For most of my life, I have ignored the importance of separating myself from my work. As a single 30-something with no kids, it is a pretty natural existence. Divulging myself so far into my career worked really well, until I owned a business. Battles feel different when you are the tip of the spear, and the career oriented lifestyle I had maintained for so long started to eat away at me. Becoming an entrepreneur brought what felt like a great running car to a screeching halt, sending me through the windshield and straight onto the wicker couch in my therapist’s office.
It took a long time for me to comprehend, but I eventually realized that I had given myself away in order to meet everyone else’s needs. That’s what you are supposed to do in business, right? You have to “grind” and “hustle” and be the first person to answer, and don’t you dare forget to smile while you do it. Being a female business owner doesn’t make that any easier, but we will cross that bridge another day.
Over time, my need to achieve became a need to please. I was a prisoner of expectation, and none of the expectations were mine. Like most situations that confine us, I felt hopeless, anxious and at times, bitter. When I became physically ill and the exhaustion finally took over, I was forced to take a step back and examine not only the lack of boundaries I had made for myself, but all of the ways I could rebuild them. I didn’t have to look much further than my own hand and the phone glued to it.
“What are your prices?”
“Can you check my membership?”
“Why did you change class times?”
“Can you sign me in? I forgot to and now I can’t record my workout.”
“Can you sponsor my kid’s (fill in the blank)?”
The convenience of messaging, Facebook Messenger in particular, is undeniable. What better way to reach anyone you want, whenever you want to?
Ah, wait! There it is. “Anyone YOU want, whenever YOU want.” You, you, you. What about me? Do I have a say in this? If the tables are turned, do you have a say in who can message you and when?
Boundaries shattered. All access passes initiated. Impending doom.
Let me start by saying that most messages I receive to this day are simple and (usually) reasonable. At no time did anyone reach out to me on social media concerning an emergency, but you can bet that I treated each request like it was. I mean, I am a go-getter stuck in a world of expectations. I must react.
To make sure I could always get back to people quickly, I lived with my phone, ultimately putting myself into a state of constant reaction. If I couldn’t answer right away, then I would think about the correct responses incessantly until I could write back.
As my body started to tell me it had had enough, message notifications began to spur a physical reaction in me. My muscles would tighten throughout my entire being, as if I was bracing for a punch, my heart would pound so loudly I was sure you could hear it and my stomach would ache as if that impending punch had actually landed right square in my gut.

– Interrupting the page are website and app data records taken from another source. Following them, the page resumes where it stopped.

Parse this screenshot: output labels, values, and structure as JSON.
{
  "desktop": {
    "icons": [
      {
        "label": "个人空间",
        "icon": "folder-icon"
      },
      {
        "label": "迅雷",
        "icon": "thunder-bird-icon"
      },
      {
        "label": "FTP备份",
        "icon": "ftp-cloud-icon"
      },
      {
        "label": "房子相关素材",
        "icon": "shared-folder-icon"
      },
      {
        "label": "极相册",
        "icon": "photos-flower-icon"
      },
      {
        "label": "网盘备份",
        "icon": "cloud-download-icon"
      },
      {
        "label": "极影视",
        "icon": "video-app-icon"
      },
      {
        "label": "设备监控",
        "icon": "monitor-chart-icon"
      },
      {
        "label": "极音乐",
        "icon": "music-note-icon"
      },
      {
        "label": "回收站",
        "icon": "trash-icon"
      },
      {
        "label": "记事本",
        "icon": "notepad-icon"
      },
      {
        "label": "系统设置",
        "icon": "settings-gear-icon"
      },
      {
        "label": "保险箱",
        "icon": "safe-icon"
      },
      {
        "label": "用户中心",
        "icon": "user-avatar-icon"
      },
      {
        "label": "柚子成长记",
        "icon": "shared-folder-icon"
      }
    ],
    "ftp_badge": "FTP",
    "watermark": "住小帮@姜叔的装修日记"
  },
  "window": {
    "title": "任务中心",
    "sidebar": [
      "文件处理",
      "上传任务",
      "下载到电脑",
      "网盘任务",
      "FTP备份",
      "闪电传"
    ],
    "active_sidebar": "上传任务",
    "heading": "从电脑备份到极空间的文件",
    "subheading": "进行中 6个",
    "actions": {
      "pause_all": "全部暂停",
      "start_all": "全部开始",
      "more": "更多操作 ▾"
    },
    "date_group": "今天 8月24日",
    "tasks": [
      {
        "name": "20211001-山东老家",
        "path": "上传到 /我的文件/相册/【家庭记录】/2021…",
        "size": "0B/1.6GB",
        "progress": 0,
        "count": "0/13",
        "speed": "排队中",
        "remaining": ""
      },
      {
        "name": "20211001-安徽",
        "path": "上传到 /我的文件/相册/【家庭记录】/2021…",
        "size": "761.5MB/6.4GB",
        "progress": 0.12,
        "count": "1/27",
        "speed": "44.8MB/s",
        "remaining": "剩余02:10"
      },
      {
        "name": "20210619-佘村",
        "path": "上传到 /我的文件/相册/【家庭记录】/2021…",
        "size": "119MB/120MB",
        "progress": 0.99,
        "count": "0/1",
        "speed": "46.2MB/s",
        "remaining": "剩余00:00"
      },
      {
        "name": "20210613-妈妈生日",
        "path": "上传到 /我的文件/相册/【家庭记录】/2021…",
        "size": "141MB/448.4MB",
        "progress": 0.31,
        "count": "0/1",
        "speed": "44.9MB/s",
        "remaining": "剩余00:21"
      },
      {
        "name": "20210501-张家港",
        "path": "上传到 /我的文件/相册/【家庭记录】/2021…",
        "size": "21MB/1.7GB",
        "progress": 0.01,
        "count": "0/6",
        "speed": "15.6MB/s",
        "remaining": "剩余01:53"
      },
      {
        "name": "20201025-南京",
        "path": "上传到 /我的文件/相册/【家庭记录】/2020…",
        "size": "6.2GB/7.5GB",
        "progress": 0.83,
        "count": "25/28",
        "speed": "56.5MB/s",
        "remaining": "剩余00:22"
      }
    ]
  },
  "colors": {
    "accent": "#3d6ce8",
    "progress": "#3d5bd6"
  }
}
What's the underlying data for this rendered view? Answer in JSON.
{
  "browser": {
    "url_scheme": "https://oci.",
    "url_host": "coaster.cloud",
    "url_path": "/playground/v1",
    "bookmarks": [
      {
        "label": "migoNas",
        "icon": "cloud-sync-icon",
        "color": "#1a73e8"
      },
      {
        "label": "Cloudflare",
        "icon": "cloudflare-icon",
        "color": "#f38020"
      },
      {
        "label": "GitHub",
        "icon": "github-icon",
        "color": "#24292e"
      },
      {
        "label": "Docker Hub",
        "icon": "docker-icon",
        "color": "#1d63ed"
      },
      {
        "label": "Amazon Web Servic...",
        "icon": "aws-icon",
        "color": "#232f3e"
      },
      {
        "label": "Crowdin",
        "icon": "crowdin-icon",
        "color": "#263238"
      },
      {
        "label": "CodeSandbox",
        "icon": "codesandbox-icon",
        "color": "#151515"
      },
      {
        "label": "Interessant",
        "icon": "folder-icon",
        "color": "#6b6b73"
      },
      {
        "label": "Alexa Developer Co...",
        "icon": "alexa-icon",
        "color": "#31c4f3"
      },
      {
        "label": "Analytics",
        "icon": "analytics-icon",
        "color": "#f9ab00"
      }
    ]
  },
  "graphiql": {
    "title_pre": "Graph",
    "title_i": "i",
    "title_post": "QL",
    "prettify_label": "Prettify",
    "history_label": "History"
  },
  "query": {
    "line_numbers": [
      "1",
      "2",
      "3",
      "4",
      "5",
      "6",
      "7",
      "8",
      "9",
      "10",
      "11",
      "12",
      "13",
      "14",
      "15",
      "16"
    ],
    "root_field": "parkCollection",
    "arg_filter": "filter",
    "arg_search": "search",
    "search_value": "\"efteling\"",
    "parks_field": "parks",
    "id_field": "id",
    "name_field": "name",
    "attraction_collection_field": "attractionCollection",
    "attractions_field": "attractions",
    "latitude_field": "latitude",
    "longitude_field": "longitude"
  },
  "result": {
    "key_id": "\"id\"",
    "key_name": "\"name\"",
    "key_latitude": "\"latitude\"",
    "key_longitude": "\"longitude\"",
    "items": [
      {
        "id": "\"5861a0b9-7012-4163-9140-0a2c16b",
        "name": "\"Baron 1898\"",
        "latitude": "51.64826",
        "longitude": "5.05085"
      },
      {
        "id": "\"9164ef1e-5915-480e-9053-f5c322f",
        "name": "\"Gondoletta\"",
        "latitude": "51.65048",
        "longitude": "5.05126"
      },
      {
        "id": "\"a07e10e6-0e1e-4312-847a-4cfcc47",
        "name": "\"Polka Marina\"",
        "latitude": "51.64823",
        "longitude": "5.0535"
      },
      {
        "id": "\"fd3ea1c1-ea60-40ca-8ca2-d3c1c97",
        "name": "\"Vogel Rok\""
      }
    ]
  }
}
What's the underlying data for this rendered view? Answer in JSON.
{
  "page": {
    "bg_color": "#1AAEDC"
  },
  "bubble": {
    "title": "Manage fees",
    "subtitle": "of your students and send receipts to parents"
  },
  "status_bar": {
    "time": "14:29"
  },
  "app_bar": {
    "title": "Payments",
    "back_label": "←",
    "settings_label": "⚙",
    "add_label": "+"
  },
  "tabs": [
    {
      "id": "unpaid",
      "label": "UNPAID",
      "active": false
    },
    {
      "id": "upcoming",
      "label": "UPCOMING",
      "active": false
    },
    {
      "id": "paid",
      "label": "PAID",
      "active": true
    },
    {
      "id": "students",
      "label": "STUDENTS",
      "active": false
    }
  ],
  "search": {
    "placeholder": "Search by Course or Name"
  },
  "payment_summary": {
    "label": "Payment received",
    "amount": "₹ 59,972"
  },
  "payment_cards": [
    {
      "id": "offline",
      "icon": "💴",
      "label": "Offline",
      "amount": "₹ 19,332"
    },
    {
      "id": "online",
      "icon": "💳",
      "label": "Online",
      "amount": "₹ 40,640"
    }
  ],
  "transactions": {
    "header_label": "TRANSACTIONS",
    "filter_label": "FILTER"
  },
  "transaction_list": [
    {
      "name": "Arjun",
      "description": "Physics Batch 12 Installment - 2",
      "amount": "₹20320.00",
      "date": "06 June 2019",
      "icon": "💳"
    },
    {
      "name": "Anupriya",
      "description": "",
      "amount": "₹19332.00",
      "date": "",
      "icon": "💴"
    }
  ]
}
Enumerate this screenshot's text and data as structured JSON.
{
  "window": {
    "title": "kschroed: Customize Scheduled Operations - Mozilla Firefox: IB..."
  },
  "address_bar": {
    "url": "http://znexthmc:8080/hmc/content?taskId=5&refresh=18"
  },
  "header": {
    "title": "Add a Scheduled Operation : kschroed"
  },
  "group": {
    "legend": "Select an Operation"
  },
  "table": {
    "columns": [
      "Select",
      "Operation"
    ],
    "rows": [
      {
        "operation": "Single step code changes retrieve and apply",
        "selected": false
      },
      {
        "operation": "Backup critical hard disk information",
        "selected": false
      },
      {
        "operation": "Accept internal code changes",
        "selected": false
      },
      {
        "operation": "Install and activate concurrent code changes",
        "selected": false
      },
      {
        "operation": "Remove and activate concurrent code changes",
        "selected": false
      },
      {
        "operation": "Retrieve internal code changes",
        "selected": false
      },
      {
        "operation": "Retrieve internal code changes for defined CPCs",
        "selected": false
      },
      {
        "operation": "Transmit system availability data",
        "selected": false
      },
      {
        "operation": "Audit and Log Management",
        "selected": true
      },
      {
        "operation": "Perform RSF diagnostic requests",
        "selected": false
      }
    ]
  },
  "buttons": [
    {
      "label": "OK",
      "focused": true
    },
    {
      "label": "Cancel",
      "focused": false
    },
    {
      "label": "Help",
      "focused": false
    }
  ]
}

Why could something so simple as a message cause such a wrenching effect? For me, it was simple. The lines between myself and my business were already blurred, and the parts of myself that were left, were being invaded by messaging systems that allowed me to be reached at any time, on any topic, by anyone.
Like most situations in life, I can’t control anything other than my reaction. If I was going to feel better and give myself an opportunity to get back to myself, I had to take action. Unfortunately, I can’t dismantle messaging systems, totally delete my Facebook or run a business without a phone (or maybe I am not willing to try). So, I took action in the place I can control most: my boundaries.
I wholeheartedly believe that Facebook Messenger is the armpit of humanity. I am convinced that Messenger, the Instagram Inbox and their cousin the text message, were solely sent here to invade our peace. To make it worse, these messages are accompanied by awful sounds and red flags that tell me not only that I have to act but I MUST act now.
Bologna. I know better now.
Here’s what I am required to do when I receive a message: nothing.
I don’t owe anyone, anything, especially if it costs me my peace. The beauty of being a living, breathing, thinking human is that I get to decide how I respond and when I respond to the world around me. Even better- I get to decide if I respond to it at all.
“But Taylor, you manage a business. You will miss out on clients if you don’t respond right away.”
Well, part of that is right. I do manage a business.
That business doesn’t manage me.
The business I manage also has an e-mail address, a website full of information, and its own social media platforms for contact and inquiries. MOVE 304, like other organizations, has built-in platforms to answer questions and help people learn more about what we do because that is how we start a relationship with our clients.
I am not MOVE 304. I am a person with a life, a family, and a need for an identity outside of work.
So are you.
The internet and social media have weighed heavily on the amount of personal energy we each are expected to give away. Don’t give in to it. Don’t sit in reaction mode while life is happening around you. Not a single response, client or question is worth losing the time and energy you have saved for yourself. Take it from me.
And don’t hit me up on messenger.
#FindingFreedom #MentalHealthMatters #FacebookMessenger